Lauren Kim was a rookie on the Symetra Tour in 2017 after graduating from Stanford University. In this her first full season on Tour, the Florida’s Natural Charity Classic was her first-ever professional tournament win. In 2015, Kim led the Cardinal to the program’s first National Championship.
I have always marveled at how the longer I play golf, the more I realize the ways in which this sport teaches me about life. Just as golfers birdie some holes and bogey others, so too will life (metaphorically) seem to throw both birdies and bogies—sometimes more bogies, it seems. Nevertheless, with as many life bogies seem to appear, there is always a subsequent birdie waiting.
When I reflect on my win last week in Winter Haven, I am filled with many emotions typically expected out of someone who just won their first professional tournament—excitement, satisfaction, and accomplishment all being at the forefront. After joking with friends about the idea of winning from four back of the lead on Saturday night, I went into Sunday with a relaxed mind and intention to have fun. To some, it seems there should have been a tell-tale sign that “today was meant to be the day”. But, I went through my warm-up just as I would for any other tournament—drank a cup of coffee, ate a salad with some veggies and an egg, and listened to the same playlist as usual. It was not until I had birdied holes three through six to move to 4-under par on the day, that I realized winning might be possible. In my mind, though, there was still work to be done.
I kept pressing; I didn’t know what the winning score would be nor did I have any idea what the rest of the field was doing. Then suddenly, in a whirlwind of shots executed and putts made, I was standing on the 14th tee box at 7-under par on the day, 8-under for the tournament, and in the outright lead. Missing a shot seemed impossible the entire round up to that point, but whether it was nerves or human error, I had to regain control of my wandering mind when I found myself in a green-side bunker on No. 14, scrambling to make par. Still, nothing seemed important enough to take my singular focus off of each shot in front of me. “The present shot is the only one that matters,” was the only thought I remember thinking.

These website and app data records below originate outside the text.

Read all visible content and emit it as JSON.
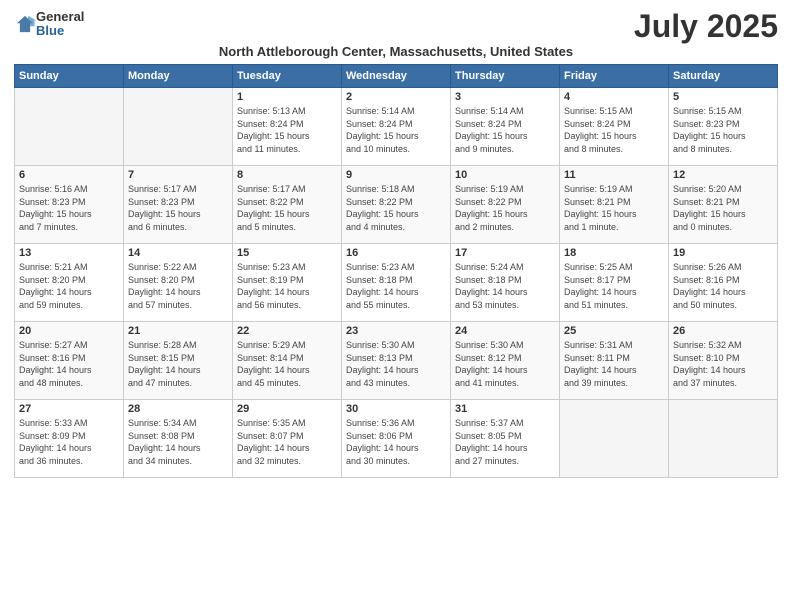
{
  "header": {
    "logo_general": "General",
    "logo_blue": "Blue",
    "month_year": "July 2025",
    "location": "North Attleborough Center, Massachusetts, United States"
  },
  "weekdays": [
    "Sunday",
    "Monday",
    "Tuesday",
    "Wednesday",
    "Thursday",
    "Friday",
    "Saturday"
  ],
  "weeks": [
    [
      {
        "day": "",
        "info": ""
      },
      {
        "day": "",
        "info": ""
      },
      {
        "day": "1",
        "info": "Sunrise: 5:13 AM\nSunset: 8:24 PM\nDaylight: 15 hours\nand 11 minutes."
      },
      {
        "day": "2",
        "info": "Sunrise: 5:14 AM\nSunset: 8:24 PM\nDaylight: 15 hours\nand 10 minutes."
      },
      {
        "day": "3",
        "info": "Sunrise: 5:14 AM\nSunset: 8:24 PM\nDaylight: 15 hours\nand 9 minutes."
      },
      {
        "day": "4",
        "info": "Sunrise: 5:15 AM\nSunset: 8:24 PM\nDaylight: 15 hours\nand 8 minutes."
      },
      {
        "day": "5",
        "info": "Sunrise: 5:15 AM\nSunset: 8:23 PM\nDaylight: 15 hours\nand 8 minutes."
      }
    ],
    [
      {
        "day": "6",
        "info": "Sunrise: 5:16 AM\nSunset: 8:23 PM\nDaylight: 15 hours\nand 7 minutes."
      },
      {
        "day": "7",
        "info": "Sunrise: 5:17 AM\nSunset: 8:23 PM\nDaylight: 15 hours\nand 6 minutes."
      },
      {
        "day": "8",
        "info": "Sunrise: 5:17 AM\nSunset: 8:22 PM\nDaylight: 15 hours\nand 5 minutes."
      },
      {
        "day": "9",
        "info": "Sunrise: 5:18 AM\nSunset: 8:22 PM\nDaylight: 15 hours\nand 4 minutes."
      },
      {
        "day": "10",
        "info": "Sunrise: 5:19 AM\nSunset: 8:22 PM\nDaylight: 15 hours\nand 2 minutes."
      },
      {
        "day": "11",
        "info": "Sunrise: 5:19 AM\nSunset: 8:21 PM\nDaylight: 15 hours\nand 1 minute."
      },
      {
        "day": "12",
        "info": "Sunrise: 5:20 AM\nSunset: 8:21 PM\nDaylight: 15 hours\nand 0 minutes."
      }
    ],
    [
      {
        "day": "13",
        "info": "Sunrise: 5:21 AM\nSunset: 8:20 PM\nDaylight: 14 hours\nand 59 minutes."
      },
      {
        "day": "14",
        "info": "Sunrise: 5:22 AM\nSunset: 8:20 PM\nDaylight: 14 hours\nand 57 minutes."
      },
      {
        "day": "15",
        "info": "Sunrise: 5:23 AM\nSunset: 8:19 PM\nDaylight: 14 hours\nand 56 minutes."
      },
      {
        "day": "16",
        "info": "Sunrise: 5:23 AM\nSunset: 8:18 PM\nDaylight: 14 hours\nand 55 minutes."
      },
      {
        "day": "17",
        "info": "Sunrise: 5:24 AM\nSunset: 8:18 PM\nDaylight: 14 hours\nand 53 minutes."
      },
      {
        "day": "18",
        "info": "Sunrise: 5:25 AM\nSunset: 8:17 PM\nDaylight: 14 hours\nand 51 minutes."
      },
      {
        "day": "19",
        "info": "Sunrise: 5:26 AM\nSunset: 8:16 PM\nDaylight: 14 hours\nand 50 minutes."
      }
    ],
    [
      {
        "day": "20",
        "info": "Sunrise: 5:27 AM\nSunset: 8:16 PM\nDaylight: 14 hours\nand 48 minutes."
      },
      {
        "day": "21",
        "info": "Sunrise: 5:28 AM\nSunset: 8:15 PM\nDaylight: 14 hours\nand 47 minutes."
      },
      {
        "day": "22",
        "info": "Sunrise: 5:29 AM\nSunset: 8:14 PM\nDaylight: 14 hours\nand 45 minutes."
      },
      {
        "day": "23",
        "info": "Sunrise: 5:30 AM\nSunset: 8:13 PM\nDaylight: 14 hours\nand 43 minutes."
      },
      {
        "day": "24",
        "info": "Sunrise: 5:30 AM\nSunset: 8:12 PM\nDaylight: 14 hours\nand 41 minutes."
      },
      {
        "day": "25",
        "info": "Sunrise: 5:31 AM\nSunset: 8:11 PM\nDaylight: 14 hours\nand 39 minutes."
      },
      {
        "day": "26",
        "info": "Sunrise: 5:32 AM\nSunset: 8:10 PM\nDaylight: 14 hours\nand 37 minutes."
      }
    ],
    [
      {
        "day": "27",
        "info": "Sunrise: 5:33 AM\nSunset: 8:09 PM\nDaylight: 14 hours\nand 36 minutes."
      },
      {
        "day": "28",
        "info": "Sunrise: 5:34 AM\nSunset: 8:08 PM\nDaylight: 14 hours\nand 34 minutes."
      },
      {
        "day": "29",
        "info": "Sunrise: 5:35 AM\nSunset: 8:07 PM\nDaylight: 14 hours\nand 32 minutes."
      },
      {
        "day": "30",
        "info": "Sunrise: 5:36 AM\nSunset: 8:06 PM\nDaylight: 14 hours\nand 30 minutes."
      },
      {
        "day": "31",
        "info": "Sunrise: 5:37 AM\nSunset: 8:05 PM\nDaylight: 14 hours\nand 27 minutes."
      },
      {
        "day": "",
        "info": ""
      },
      {
        "day": "",
        "info": ""
      }
    ]
  ]
}
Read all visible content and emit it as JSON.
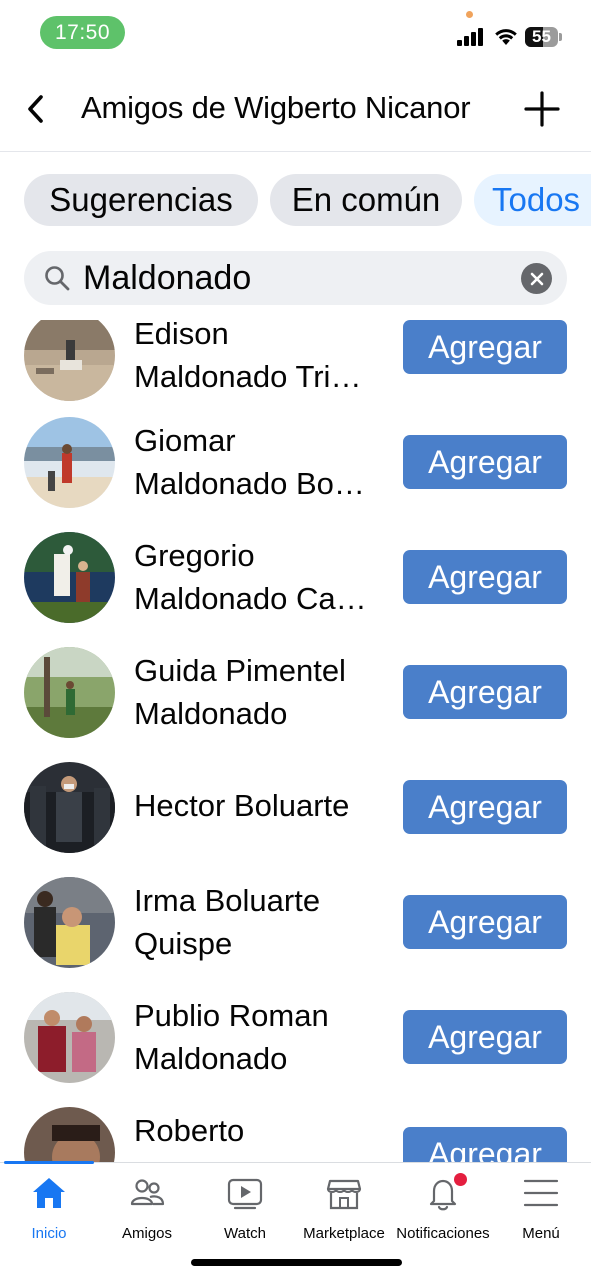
{
  "status_bar": {
    "time": "17:50",
    "battery": "55",
    "battery_level": 0.55
  },
  "header": {
    "back_icon": "chevron-left-icon",
    "title": "Amigos de Wigberto Nicanor",
    "add_icon": "plus-icon"
  },
  "chips": [
    {
      "label": "Sugerencias",
      "active": false
    },
    {
      "label": "En común",
      "active": false
    },
    {
      "label": "Todos",
      "active": true
    }
  ],
  "search": {
    "value": "Maldonado",
    "icon": "search-icon",
    "clear_icon": "clear-icon"
  },
  "people": [
    {
      "name_line1": "Edison",
      "name_line2": "Maldonado Tri…",
      "button": "Agregar"
    },
    {
      "name_line1": "Giomar",
      "name_line2": "Maldonado Bo…",
      "button": "Agregar"
    },
    {
      "name_line1": "Gregorio",
      "name_line2": "Maldonado Ca…",
      "button": "Agregar"
    },
    {
      "name_line1": "Guida Pimentel",
      "name_line2": "Maldonado",
      "button": "Agregar"
    },
    {
      "name_line1": "Hector Boluarte",
      "name_line2": "",
      "button": "Agregar"
    },
    {
      "name_line1": "Irma Boluarte",
      "name_line2": "Quispe",
      "button": "Agregar"
    },
    {
      "name_line1": "Publio Roman",
      "name_line2": "Maldonado",
      "button": "Agregar"
    },
    {
      "name_line1": "Roberto",
      "name_line2": "",
      "button": "Agregar"
    }
  ],
  "tabbar": {
    "items": [
      {
        "label": "Inicio",
        "icon": "home-icon",
        "active": true
      },
      {
        "label": "Amigos",
        "icon": "friends-icon",
        "active": false
      },
      {
        "label": "Watch",
        "icon": "watch-icon",
        "active": false
      },
      {
        "label": "Marketplace",
        "icon": "marketplace-icon",
        "active": false
      },
      {
        "label": "Notificaciones",
        "icon": "bell-icon",
        "active": false,
        "badge": true
      },
      {
        "label": "Menú",
        "icon": "menu-icon",
        "active": false
      }
    ]
  },
  "colors": {
    "accent": "#1877f2",
    "button": "#4a7fca",
    "status_pill": "#5ec26a",
    "badge": "#e41e3f"
  }
}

Fast forward to the 18th tee where I knew a good drive would put me in perfect position to make birdie; after two shots, I was pin high with a chance to eagle the hole. Watching that ball disappear made me want to celebrate the round simply for the love of the game because no matter the outcome, I was still beyond thrilled with how I had just played. Figuratively, I had just made a birdie in life.
Amongst all the excited emotion, however, I could not help but feel a deep appreciation for the journey that had allowed me to play the best golf of my life thus far. Six months ago, I would not have believed anyone if they had told me I would win the 2018 Florida’s Natural Charity Classic. When I think about those times—frustration, lack of belief, doubt—it seemed as if I was on life’s bogey train with no sign of stopping. Only through this experience was I able to assess why I was playing the game and what I needed to continue playing competitively. In spite of the struggle, I found a renewed joy and love for the game of golf, which became the theme of Sunday’s round. I figured, why not play for the love of competition? Why not, see how low I can shoot? Why not, have some fun? Where last season I would have found every reason against having the round of my life, in Winter Haven I found every refreshing reason for it.
I suppose last week—more so than being about winning—was about realizing why I could not quite put the clubs away just yet. Maybe professional golf will pan out, or maybe it won’t. Either way, I made a birdie in life last week and hope that before it is time to call it quits, I have shot under par.